What does your character want? This is an important question to answer because it determines what your protagonist hopes to achieve by the story’s end. If the goal, or outer motivation, is written well, readers will identify fairly quickly what the overall story goal’s going to be and they’ll know what to root for. But how do you know what outer motivation to choose?
If you read enough books, you’ll see the same goals being used for different characters in new scenarios. Through this thesaurus, we’d like to explore these common outer motivations so you can see your options and what those goals might look like on a deeper level.
Character’s Goal (Outer Motivation): Being a leader of others
Forms This Might Take:
- Becoming a mayor, senator, premier, president, or prime minister

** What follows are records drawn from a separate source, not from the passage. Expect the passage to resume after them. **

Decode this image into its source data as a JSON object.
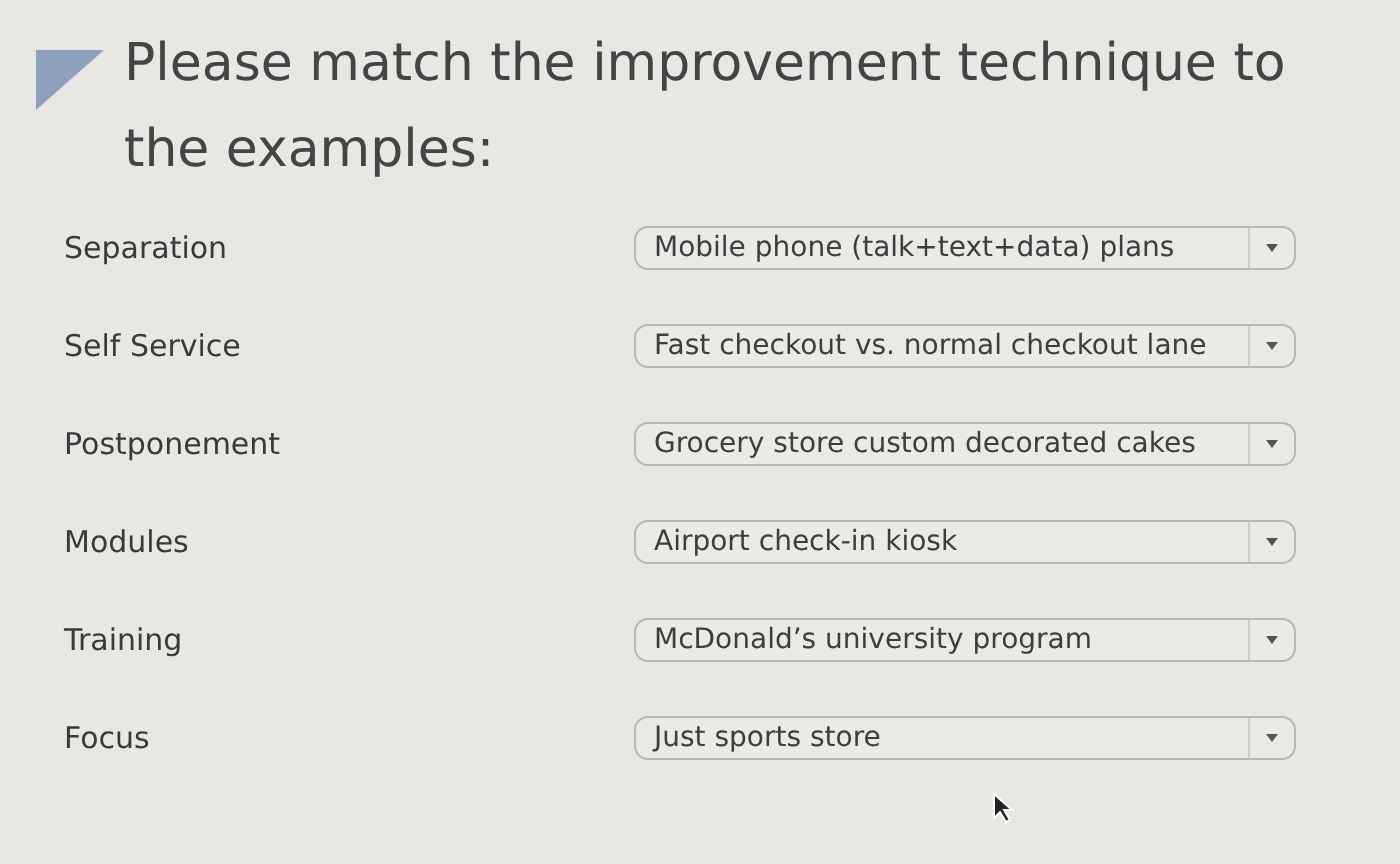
{
  "question": {
    "prompt": "Please match the improvement technique to the examples:"
  },
  "pairs": [
    {
      "term": "Separation",
      "answer": "Mobile phone (talk+text+data) plans"
    },
    {
      "term": "Self Service",
      "answer": "Fast checkout vs. normal checkout lane"
    },
    {
      "term": "Postponement",
      "answer": "Grocery store custom decorated cakes"
    },
    {
      "term": "Modules",
      "answer": "Airport check-in kiosk"
    },
    {
      "term": "Training",
      "answer": "McDonald’s university program"
    },
    {
      "term": "Focus",
      "answer": "Just sports store"
    }
  ]
}
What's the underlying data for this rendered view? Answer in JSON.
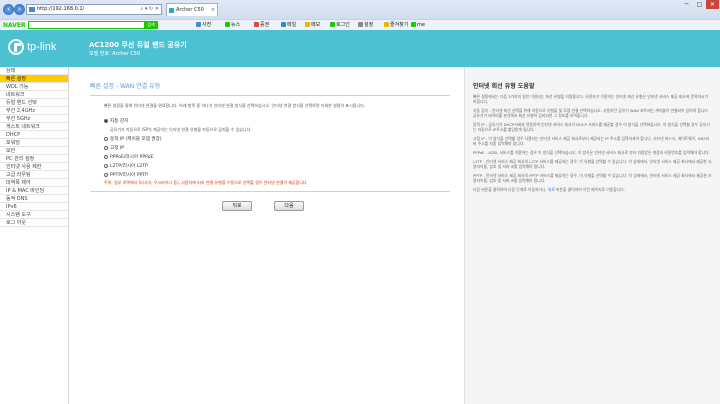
{
  "browser": {
    "address": "http://192.168.0.1/",
    "address_tools": "⌕ ▾ ↻ ✕",
    "tab_title": "Archer C50",
    "naver_logo": "NAVER",
    "naver_go": "검색",
    "toolbar": [
      {
        "label": "사전",
        "color": "#4f84d0"
      },
      {
        "label": "뉴스",
        "color": "#1ec800"
      },
      {
        "label": "증권",
        "color": "#e04646"
      },
      {
        "label": "메일",
        "color": "#2c8bd6"
      },
      {
        "label": "메모",
        "color": "#f0b400"
      },
      {
        "label": "로그인",
        "color": "#1ec800"
      },
      {
        "label": "설정",
        "color": "#888888"
      },
      {
        "label": "즐겨찾기",
        "color": "#f0b400"
      },
      {
        "label": "me",
        "color": "#1ec800"
      }
    ],
    "win_min": "─",
    "win_max": "□",
    "win_close": "✕"
  },
  "header": {
    "logo": "tp-link",
    "title": "AC1200 무선 듀얼 밴드 공유기",
    "subtitle": "모델 번호: Archer C50"
  },
  "sidebar": {
    "items": [
      {
        "label": "상태",
        "active": false
      },
      {
        "label": "빠른 설정",
        "active": true
      },
      {
        "label": "WDL 기능",
        "active": false
      },
      {
        "label": "네트워크",
        "active": false
      },
      {
        "label": "듀얼 밴드 선택",
        "active": false
      },
      {
        "label": "무선 2.4GHz",
        "active": false
      },
      {
        "label": "무선 5GHz",
        "active": false
      },
      {
        "label": "게스트 네트워크",
        "active": false
      },
      {
        "label": "DHCP",
        "active": false
      },
      {
        "label": "포워딩",
        "active": false
      },
      {
        "label": "보안",
        "active": false
      },
      {
        "label": "PC 관리 설정",
        "active": false
      },
      {
        "label": "인터넷 사용 제한",
        "active": false
      },
      {
        "label": "고급 라우팅",
        "active": false
      },
      {
        "label": "대역폭 제어",
        "active": false
      },
      {
        "label": "IP & MAC 바인딩",
        "active": false
      },
      {
        "label": "동적 DNS",
        "active": false
      },
      {
        "label": "IPv6",
        "active": false
      },
      {
        "label": "시스템 도구",
        "active": false
      },
      {
        "label": "로그 아웃",
        "active": false
      }
    ]
  },
  "content": {
    "title": "빠른 설정 - WAN 연결 유형",
    "description": "빠른 설정을 통해 인터넷 연결을 완료합니다. 아래 항목 중 하나가 인터넷 연결 방식을 선택하십시오. 인터넷 연결 방식을 선택하면 자세한 설명이 표시됩니다.",
    "options": [
      {
        "label": "자동 감지",
        "selected": true,
        "note": "공유기가 자동으로 ISP가 제공하는 인터넷 연결 유형을 자동으로 감지할 수 있습니다."
      },
      {
        "label": "동적 IP (케이블 모뎀 권장)",
        "selected": false,
        "note": ""
      },
      {
        "label": "고정 IP",
        "selected": false,
        "note": ""
      },
      {
        "label": "PPPoE/러시아 PPPoE",
        "selected": false,
        "note": ""
      },
      {
        "label": "L2TP/러시아 L2TP",
        "selected": false,
        "note": ""
      },
      {
        "label": "PPTP/러시아 PPTP",
        "selected": false,
        "note": ""
      }
    ],
    "warning": "주의: 일부 지역에서 (러시아, 우크라이나 등), 사용자에 따라 연결 유형을 수동으로 선택할 경우 인터넷 연결이 제공합니다.",
    "back_button": "뒤로",
    "next_button": "다음"
  },
  "help": {
    "title": "인터넷 회선 유형 도움말",
    "paragraphs": [
      {
        "lead": "",
        "text": "빠른 설정에서는 다음 3가지의 일반 이용되는 회선 유형을 지원합니다. 사용자가 이용하는 인터넷 회선 유형은 인터넷 서비스 제공 회사에 문의하시기 바랍니다."
      },
      {
        "lead": "",
        "text": "자동 감지 - 인터넷 회선 선택을 위해 자동으로 유형을 및 모뎀 연결 선택하십시오. 사용하던 공유기 WAN 포트에는 케이블이 연결되어 있어야 합니다. 공유기가 데이터를 분석해서 회선 유형이 감지되면 그 정보를 보여줍니다."
      },
      {
        "lead": "",
        "text": "동적 IP - 공유기가 DHCP서버와 연동하여 인터넷 서비스 회사가 DHCP 서비스를 제공할 경우 이 방식을 선택하십시오. 이 방식을 선택할 경우 공유기는 자동으로 IP주소를 할당받게 됩니다."
      },
      {
        "lead": "",
        "text": "고정 IP - 이 방식을 선택할 경우 사용자는 인터넷 서비스 제공 회사로부터 제공되는 IP 주소를 입력하셔야 합니다. 서브넷 마스크, 게이트웨이, DNS서버 주소를 지정 입력해야 합니다."
      },
      {
        "lead": "",
        "text": "PPPoE - ADSL 서비스를 이용하는 경우 이 방식을 선택하십시오. 이 방식은 인터넷 서비스 회사로 부터 지정받은 계정과 비밀번호를 입력해야 합니다."
      },
      {
        "lead": "",
        "text": "L2TP - 인터넷 서비스 제공 회사의 L2TP 서비스를 제공하는 경우, 이 유형을 선택할 수 있습니다. 이 상태에서, 인터넷 서비스 제공 회사에서 제공한 사용자이름, 암호 및 서버 IP를 입력해야 합니다."
      },
      {
        "lead": "",
        "text": "PPTP - 인터넷 서비스 제공 회사의 PPTP 서비스를 제공하는 경우, 이 유형을 선택할 수 있습니다. 이 상태에서, 인터넷 서비스 제공 회사에서 제공한 사용자이름, 암호 및 서버 IP를 입력해야 합니다."
      }
    ],
    "footer_next": "다음",
    "footer_mid": " 버튼을 클릭하여 다음 단계로 이동하거나, ",
    "footer_back": "뒤로",
    "footer_end": " 버튼을 클릭하여 이전 페이지로 이동합니다."
  }
}
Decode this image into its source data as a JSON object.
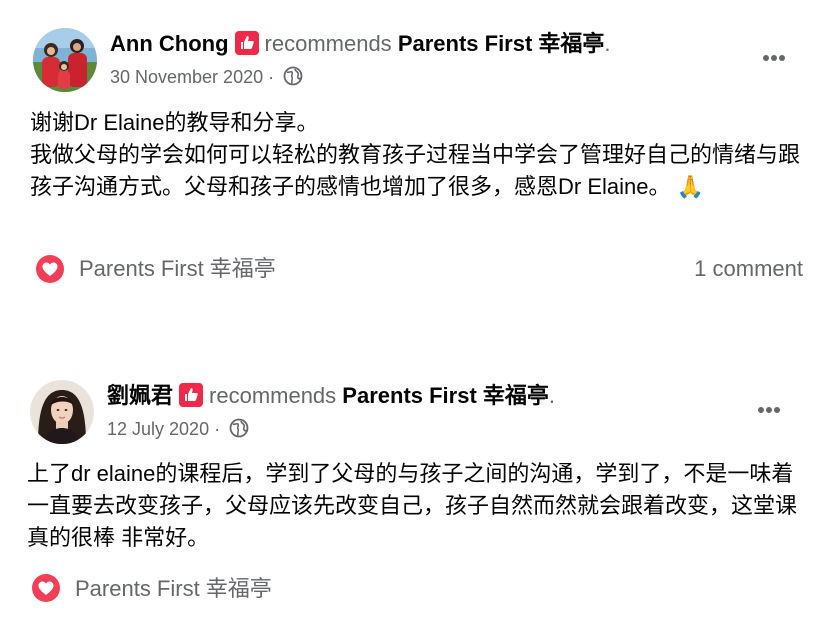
{
  "colors": {
    "text_primary": "#050505",
    "text_secondary": "#65676b",
    "badge": "#f02849",
    "heart": "#f33e58"
  },
  "posts": [
    {
      "author": "Ann Chong",
      "action": "recommends",
      "page": "Parents First 幸福亭",
      "period": ".",
      "date": "30 November 2020",
      "separator": " · ",
      "privacy_icon": "globe-icon",
      "body": "谢谢Dr Elaine的教导和分享。\n我做父母的学会如何可以轻松的教育孩子过程当中学会了管理好自己的情绪与跟孩子沟通方式。父母和孩子的感情也增加了很多，感恩Dr Elaine。 🙏",
      "reaction_icon": "heart-icon",
      "footer_page": "Parents First 幸福亭",
      "comments": "1 comment"
    },
    {
      "author": "劉姵君",
      "action": "recommends",
      "page": "Parents First 幸福亭",
      "period": ".",
      "date": "12 July 2020",
      "separator": " · ",
      "privacy_icon": "globe-icon",
      "body": "上了dr elaine的课程后，学到了父母的与孩子之间的沟通，学到了，不是一味着一直要去改变孩子，父母应该先改变自己，孩子自然而然就会跟着改变，这堂课真的很棒 非常好。",
      "reaction_icon": "heart-icon",
      "footer_page": "Parents First 幸福亭",
      "comments": ""
    }
  ]
}
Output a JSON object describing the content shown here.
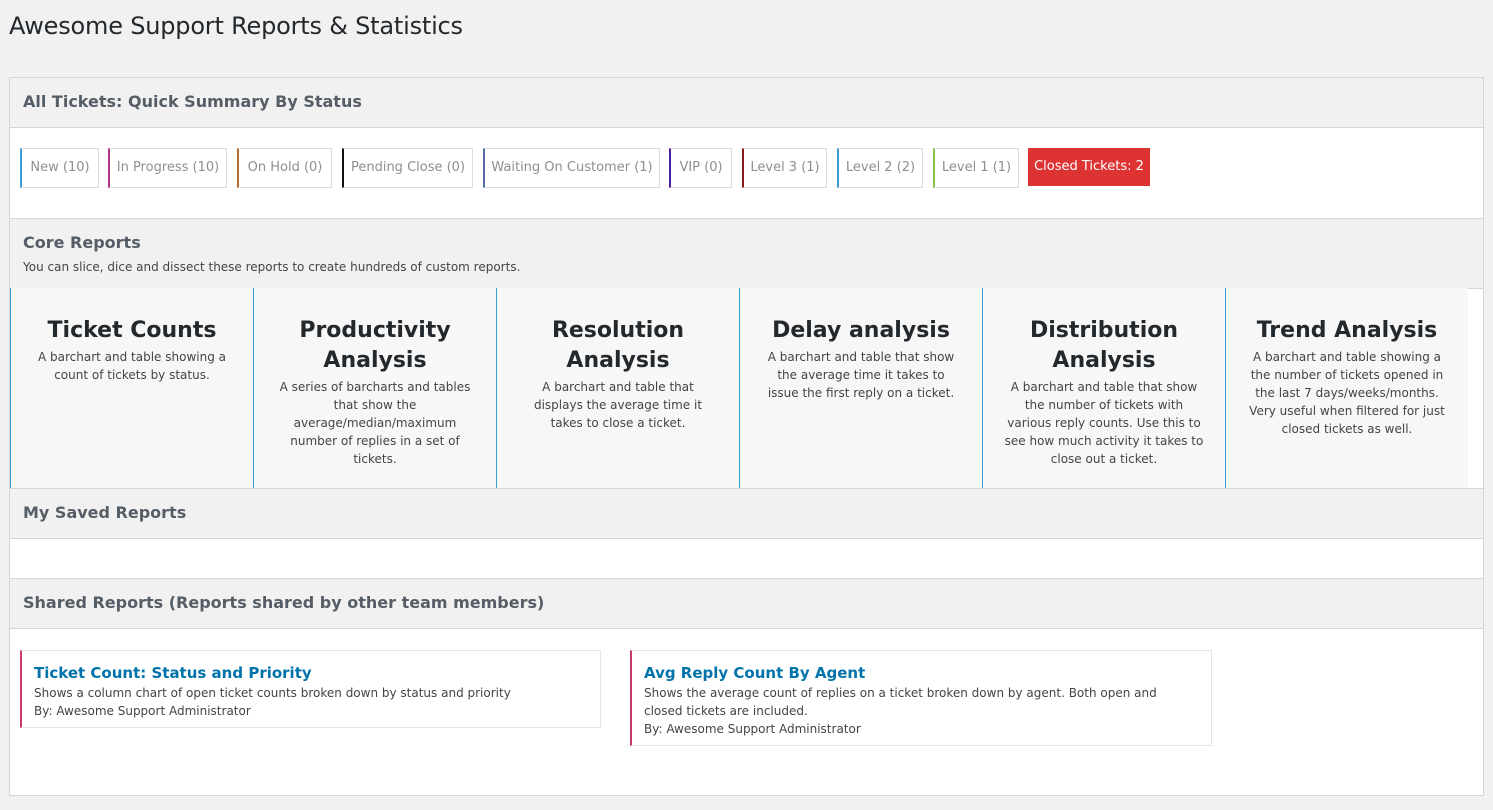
{
  "page": {
    "title": "Awesome Support Reports & Statistics"
  },
  "summary": {
    "heading": "All Tickets: Quick Summary By Status",
    "statuses": [
      {
        "label": "New (10)",
        "color": "#3a9bd6"
      },
      {
        "label": "In Progress (10)",
        "color": "#b5358c"
      },
      {
        "label": "On Hold (0)",
        "color": "#b36b2a"
      },
      {
        "label": "Pending Close (0)",
        "color": "#111111"
      },
      {
        "label": "Waiting On Customer (1)",
        "color": "#5a6aa8"
      },
      {
        "label": "VIP (0)",
        "color": "#4b1ba1"
      },
      {
        "label": "Level 3 (1)",
        "color": "#8b1a1a"
      },
      {
        "label": "Level 2 (2)",
        "color": "#3a9bd6"
      },
      {
        "label": "Level 1 (1)",
        "color": "#8bc34a"
      }
    ],
    "closed_label": "Closed Tickets: 2",
    "closed_color": "#dd3333"
  },
  "core": {
    "heading": "Core Reports",
    "subheading": "You can slice, dice and dissect these reports to create hundreds of custom reports.",
    "reports": [
      {
        "title": "Ticket Counts",
        "desc": "A barchart and table showing a count of tickets by status."
      },
      {
        "title": "Productivity Analysis",
        "desc": "A series of barcharts and tables that show the average/median/maximum number of replies in a set of tickets."
      },
      {
        "title": "Resolution Analysis",
        "desc": "A barchart and table that displays the average time it takes to close a ticket."
      },
      {
        "title": "Delay analysis",
        "desc": "A barchart and table that show the average time it takes to issue the first reply on a ticket."
      },
      {
        "title": "Distribution Analysis",
        "desc": "A barchart and table that show the number of tickets with various reply counts. Use this to see how much activity it takes to close out a ticket."
      },
      {
        "title": "Trend Analysis",
        "desc": "A barchart and table showing a the number of tickets opened in the last 7 days/weeks/months. Very useful when filtered for just closed tickets as well."
      }
    ]
  },
  "saved": {
    "heading": "My Saved Reports"
  },
  "shared": {
    "heading": "Shared Reports (Reports shared by other team members)",
    "reports": [
      {
        "title": "Ticket Count: Status and Priority",
        "desc": "Shows a column chart of open ticket counts broken down by status and priority",
        "by": "By: Awesome Support Administrator"
      },
      {
        "title": "Avg Reply Count By Agent",
        "desc": "Shows the average count of replies on a ticket broken down by agent. Both open and closed tickets are included.",
        "by": "By: Awesome Support Administrator"
      }
    ]
  }
}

- Leading the charge for a social initiative, group, or organization
- Taking the lead position of a non-profit organization
- Being a CEO
- Leading a minimized group to promote equity and awareness
Human Need Driving the Goal (Inner Motivation): self-actualization
How the Character May Prepare for This Goal:
- Obtaining a mentor
- Rallying support to run for office or vouch for one’s strengths (if needed)
- Owning one’s mistakes and learning from them
- Understanding that collaboration and showing respect are important aspects of governance or leadership at any level
Possible Sacrifices or Costs Associated With This Goal:
- Being overworked and over-stressed
- Being held accountable when things go wrong
- A poor work and home life balance
- Having little to no time for hobbies and interests
Roadblocks Which Could Prevent This Goal from Being Achieved:
- Skeletons coming out of the closet and damaging one’s reputation (an affair, taking a bribe, a video that casts one in an unfavorable light, etc.)
- An addiction that causes one to be unreliable and irritable
- Competition from someone who is equally as suited for the position
- A lack of skills or experience in a critical area
Talents & Skills That Will Help the Character Achieve This Goal:
Possible Fallout For the Protagonist if This Goal Is Not Met:
- The disappointment of losing and letting one’s supporters down
- Being unable to affect change at the leadership level
Clichés to Avoid:
- The power-motivated candidate for leadership who is completely unsuited for the position yet somehow ends up in the running
Click here for a list of our current entries for this thesaurus, along with a master post containing information on the individual fields.
What does your character want more than anything else and what is he willing to do to achieve it?
On the surface, the protagonist’s goal seems to be the most important, but the inner motivation driving your character toward this goal, despite pain, suffering, fear, setbacks, and sacrifice is what really draws readers in.
Understanding the four cornerstones of character arc (Inner Motivation, Outer Motivation, Inner Conflict & Outer Conflict) and how they frame a story is paramount for today’s writers. To help with this, we have integrated our popular Character Motivation Thesaurus into our online library at One Stop For Writers.
Each entry has been enhanced and expanded to provide even more helpful information about your character’s motivation, and is cross-referenced with our other thesauruses for easy searchability. We’ve also included a must-see tutorial on Character Motivation—a crash-course on how unmet needs, when strong enough, will push your character through fire itself if it means they can fill the hole they feel within. Interested in seeing a sampling of our completed character motivation entries? Head on over and register for free!